The pattern is then calculated in field strengths by multiplying the above tabulated values by 1,860 (obtained by putting 1,200/0.645 = 1,860). The pattern is now plotted on another sheet in a convenient scale of millivolts per meter versus angle and oriented in azimuth so that the nulls fall at the correct geographical angles, as shown in Fig. 2.44. In this case the axis of the array and its pattern is 356 degrees (4 degrees west of true north). Upon further examination of protections over all the angles required, it is found to be satisfactory, with ample margins.

To square such a pattern, as required in the above problem, the radiating system is derived as shown in Fig. 2.45. The pattern would be squared if each radiator of the pair had a pattern the shape of that given in Table 2.11, instead of a circular pattern, as they actually have. To obtain this same effect, we must use a pair of pairs, each pair spaced and phased relatively in the same way, and on the same axis. When we do this, we find that radiator b of the first pair coincides with radiator c of the second pair. Again we get a pair of pairs by using only three radiators, since one does double duty, as shown by the current being twice as much as the current in the end radiators. The current magnitudes and phase angles are shown in the various steps and in the final array.
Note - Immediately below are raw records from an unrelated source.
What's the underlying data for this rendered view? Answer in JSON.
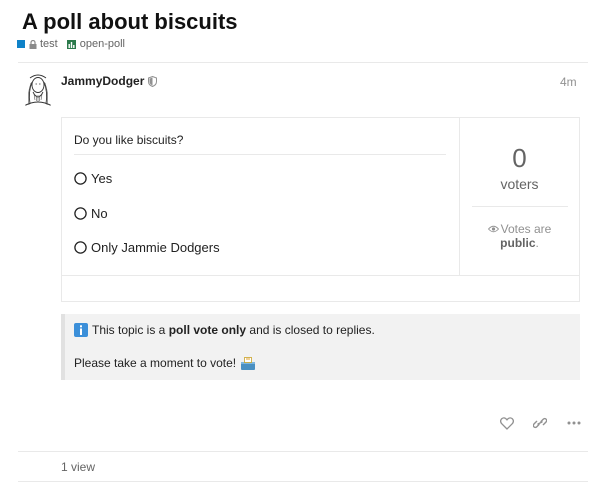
{
  "topic": {
    "title": "A poll about biscuits",
    "category": "test",
    "category_color": "#0f82c8",
    "tag": "open-poll",
    "tag_color": "#2b7a4b"
  },
  "post": {
    "username": "JammyDodger",
    "time": "4m",
    "avatar_icon": "avatar-portrait",
    "moderator_icon": "shield-icon"
  },
  "poll": {
    "question": "Do you like biscuits?",
    "options": [
      "Yes",
      "No",
      "Only Jammie Dodgers"
    ],
    "voter_count": "0",
    "voter_label": "voters",
    "public_prefix": "Votes are",
    "public_bold": "public",
    "public_suffix": "."
  },
  "notice": {
    "before": "This topic is a",
    "bold": "poll vote only",
    "after": "and is closed to replies.",
    "line2": "Please take a moment to vote!",
    "info_color": "#3b8fd9"
  },
  "footer": {
    "views": "1 view"
  }
}
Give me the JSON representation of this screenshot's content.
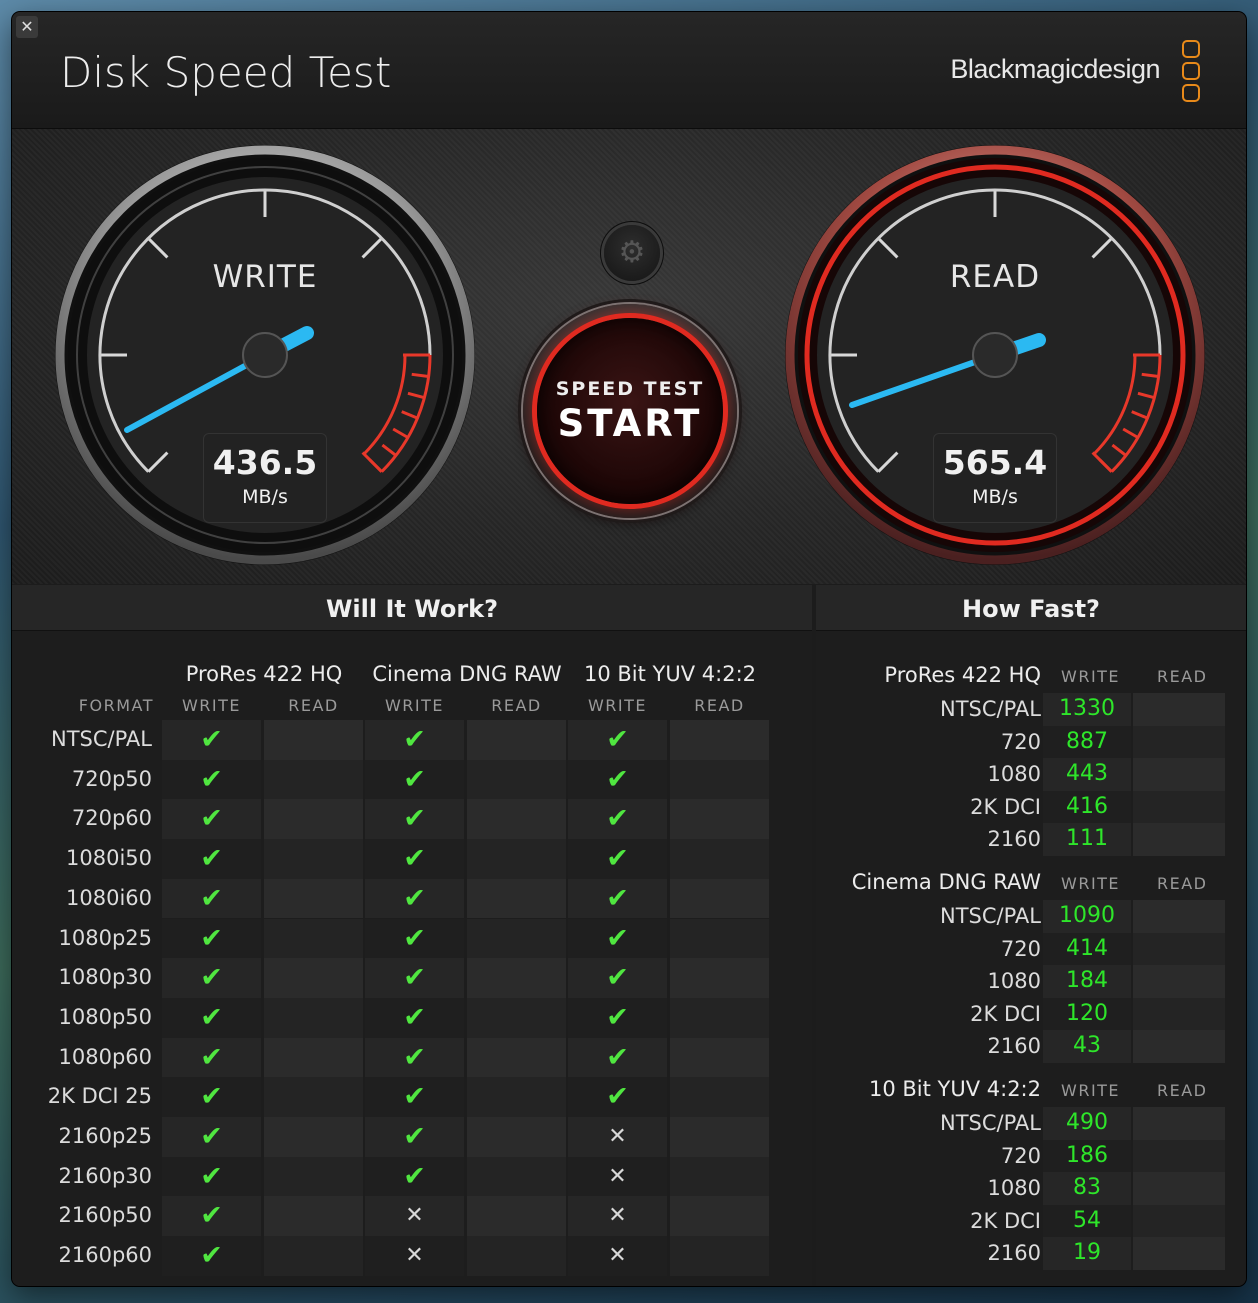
{
  "window": {
    "close_icon": "close-icon",
    "title": "Disk Speed Test",
    "brand": "Blackmagicdesign"
  },
  "gauges": {
    "write": {
      "label": "WRITE",
      "value": "436.5",
      "unit": "MB/s",
      "active_color": "#7a7a7a"
    },
    "read": {
      "label": "READ",
      "value": "565.4",
      "unit": "MB/s",
      "active_color": "#e02a20"
    }
  },
  "controls": {
    "settings_icon": "gear-icon",
    "start_sub": "SPEED TEST",
    "start_main": "START",
    "accent": "#e02a20"
  },
  "will_it_work": {
    "title": "Will It Work?",
    "format_header": "FORMAT",
    "groups": [
      {
        "name": "ProRes 422 HQ",
        "write": "WRITE",
        "read": "READ"
      },
      {
        "name": "Cinema DNG RAW",
        "write": "WRITE",
        "read": "READ"
      },
      {
        "name": "10 Bit YUV 4:2:2",
        "write": "WRITE",
        "read": "READ"
      }
    ],
    "rows": [
      {
        "format": "NTSC/PAL",
        "results": [
          "check",
          "",
          "check",
          "",
          "check",
          ""
        ]
      },
      {
        "format": "720p50",
        "results": [
          "check",
          "",
          "check",
          "",
          "check",
          ""
        ]
      },
      {
        "format": "720p60",
        "results": [
          "check",
          "",
          "check",
          "",
          "check",
          ""
        ]
      },
      {
        "format": "1080i50",
        "results": [
          "check",
          "",
          "check",
          "",
          "check",
          ""
        ]
      },
      {
        "format": "1080i60",
        "results": [
          "check",
          "",
          "check",
          "",
          "check",
          ""
        ]
      },
      {
        "format": "1080p25",
        "results": [
          "check",
          "",
          "check",
          "",
          "check",
          ""
        ]
      },
      {
        "format": "1080p30",
        "results": [
          "check",
          "",
          "check",
          "",
          "check",
          ""
        ]
      },
      {
        "format": "1080p50",
        "results": [
          "check",
          "",
          "check",
          "",
          "check",
          ""
        ]
      },
      {
        "format": "1080p60",
        "results": [
          "check",
          "",
          "check",
          "",
          "check",
          ""
        ]
      },
      {
        "format": "2K DCI 25",
        "results": [
          "check",
          "",
          "check",
          "",
          "check",
          ""
        ]
      },
      {
        "format": "2160p25",
        "results": [
          "check",
          "",
          "check",
          "",
          "cross",
          ""
        ]
      },
      {
        "format": "2160p30",
        "results": [
          "check",
          "",
          "check",
          "",
          "cross",
          ""
        ]
      },
      {
        "format": "2160p50",
        "results": [
          "check",
          "",
          "cross",
          "",
          "cross",
          ""
        ]
      },
      {
        "format": "2160p60",
        "results": [
          "check",
          "",
          "cross",
          "",
          "cross",
          ""
        ]
      }
    ],
    "check_color": "#50e640"
  },
  "how_fast": {
    "title": "How Fast?",
    "value_color": "#2ee62a",
    "sections": [
      {
        "name": "ProRes 422 HQ",
        "write": "WRITE",
        "read": "READ",
        "rows": [
          {
            "label": "NTSC/PAL",
            "write": "1330",
            "read": ""
          },
          {
            "label": "720",
            "write": "887",
            "read": ""
          },
          {
            "label": "1080",
            "write": "443",
            "read": ""
          },
          {
            "label": "2K DCI",
            "write": "416",
            "read": ""
          },
          {
            "label": "2160",
            "write": "111",
            "read": ""
          }
        ]
      },
      {
        "name": "Cinema DNG RAW",
        "write": "WRITE",
        "read": "READ",
        "rows": [
          {
            "label": "NTSC/PAL",
            "write": "1090",
            "read": ""
          },
          {
            "label": "720",
            "write": "414",
            "read": ""
          },
          {
            "label": "1080",
            "write": "184",
            "read": ""
          },
          {
            "label": "2K DCI",
            "write": "120",
            "read": ""
          },
          {
            "label": "2160",
            "write": "43",
            "read": ""
          }
        ]
      },
      {
        "name": "10 Bit YUV 4:2:2",
        "write": "WRITE",
        "read": "READ",
        "rows": [
          {
            "label": "NTSC/PAL",
            "write": "490",
            "read": ""
          },
          {
            "label": "720",
            "write": "186",
            "read": ""
          },
          {
            "label": "1080",
            "write": "83",
            "read": ""
          },
          {
            "label": "2K DCI",
            "write": "54",
            "read": ""
          },
          {
            "label": "2160",
            "write": "19",
            "read": ""
          }
        ]
      }
    ]
  }
}
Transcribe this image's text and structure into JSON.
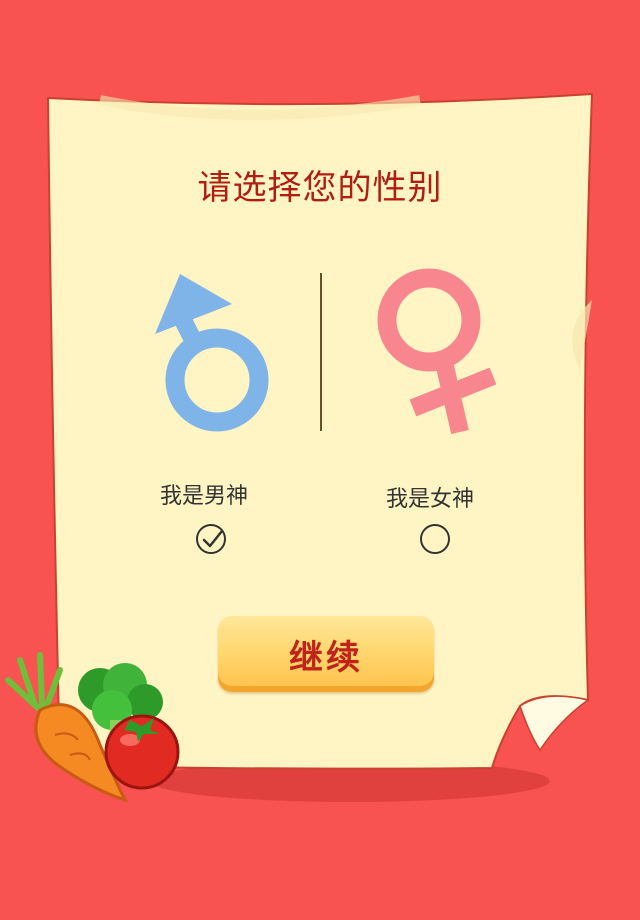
{
  "title": "请选择您的性别",
  "options": [
    {
      "label": "我是男神",
      "icon": "male-symbol-icon",
      "color": "#7fb4e8",
      "selected": true
    },
    {
      "label": "我是女神",
      "icon": "female-symbol-icon",
      "color": "#f8868e",
      "selected": false
    }
  ],
  "continue_label": "继续",
  "colors": {
    "background": "#f85350",
    "paper": "#fff5c4",
    "title": "#b01e12",
    "button": "#ffd770",
    "button_text": "#c0231b"
  }
}
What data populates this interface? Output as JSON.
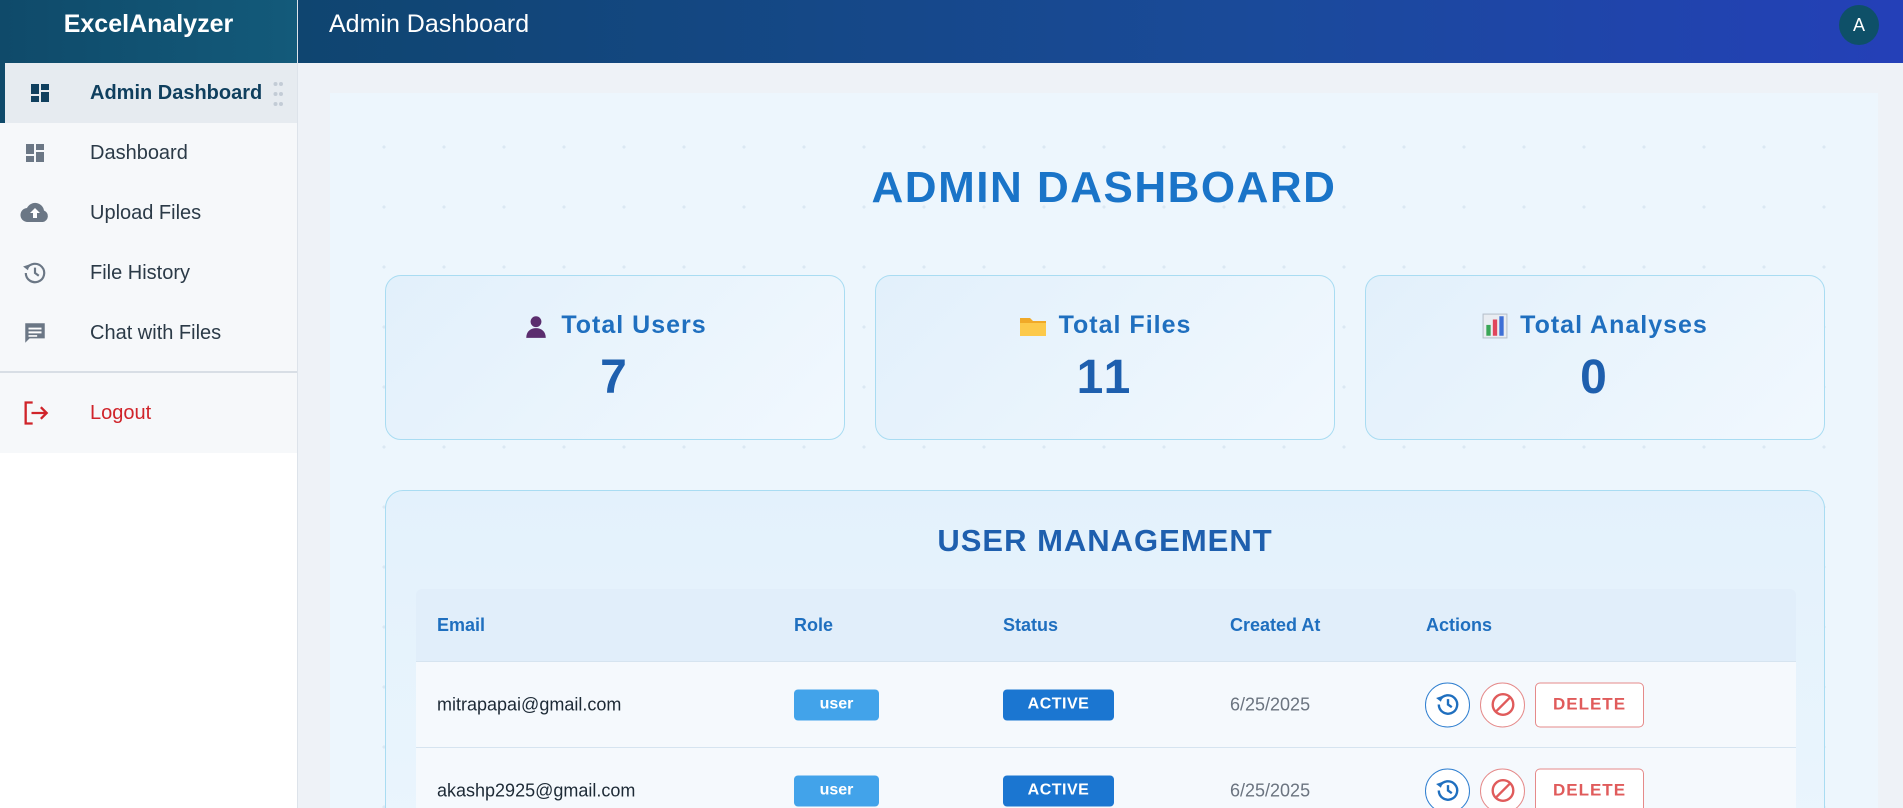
{
  "app": {
    "brand": "ExcelAnalyzer"
  },
  "header": {
    "title": "Admin Dashboard",
    "avatar_initial": "A"
  },
  "sidebar": {
    "items": [
      {
        "label": "Admin Dashboard",
        "icon": "dashboard-icon",
        "active": true
      },
      {
        "label": "Dashboard",
        "icon": "dashboard-icon"
      },
      {
        "label": "Upload Files",
        "icon": "cloud-upload-icon"
      },
      {
        "label": "File History",
        "icon": "history-icon"
      },
      {
        "label": "Chat with Files",
        "icon": "chat-icon"
      }
    ],
    "logout": {
      "label": "Logout",
      "icon": "logout-icon"
    }
  },
  "main": {
    "title": "ADMIN DASHBOARD",
    "stats": [
      {
        "label": "Total Users",
        "value": "7",
        "icon": "user-icon"
      },
      {
        "label": "Total Files",
        "value": "11",
        "icon": "folder-icon"
      },
      {
        "label": "Total Analyses",
        "value": "0",
        "icon": "bar-chart-icon"
      }
    ],
    "user_management": {
      "title": "USER MANAGEMENT",
      "columns": [
        "Email",
        "Role",
        "Status",
        "Created At",
        "Actions"
      ],
      "rows": [
        {
          "email": "mitrapapai@gmail.com",
          "role": "user",
          "status": "ACTIVE",
          "created_at": "6/25/2025",
          "delete_label": "DELETE"
        },
        {
          "email": "akashp2925@gmail.com",
          "role": "user",
          "status": "ACTIVE",
          "created_at": "6/25/2025",
          "delete_label": "DELETE"
        }
      ]
    }
  },
  "colors": {
    "accent": "#1a74c8",
    "sidebar_brand": "#0f4a6a",
    "logout": "#d0242a",
    "status_active": "#1b76d1",
    "role_user": "#42a3ea",
    "danger": "#e05b5b"
  }
}
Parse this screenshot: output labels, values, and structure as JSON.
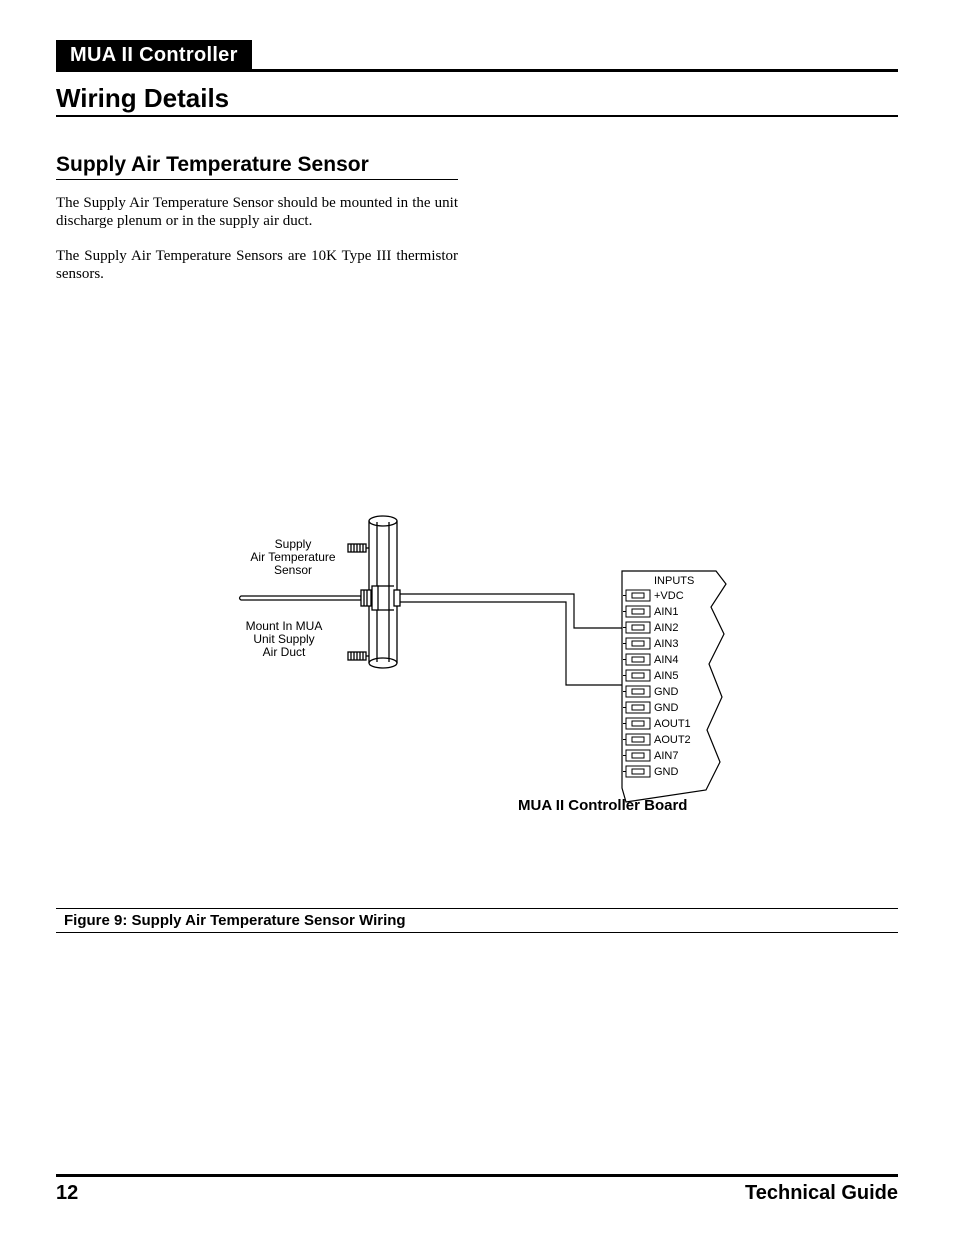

 FIG. 2.45. Synthesis of the binomial array having the pattern of Fig. 2.44.

The horizontal pattern for this array then, taking into account its geographical orientation at 356 degrees and its root-mean-square field value of 1,200 millivolts per meter for 50 kilowatts, is

 1) The method of obtaining the root-mean-square value of a pattern by integrating the horizontal pattern only, as was done here, is not sufficiently accurate for any but the very simple systems. The correct determination of root-mean-square pattern values requires integration of the pattern over the complete hemisphere enclosing the antenna system. For methods, consult refs. 44 and 45. 2) This disagrees with the value in Table 2.1 because in this case we are considering a typical value for 50 kilowatts input to the antenna instead of 50 kilowatts radiated power.

Last Update: 2011-03-19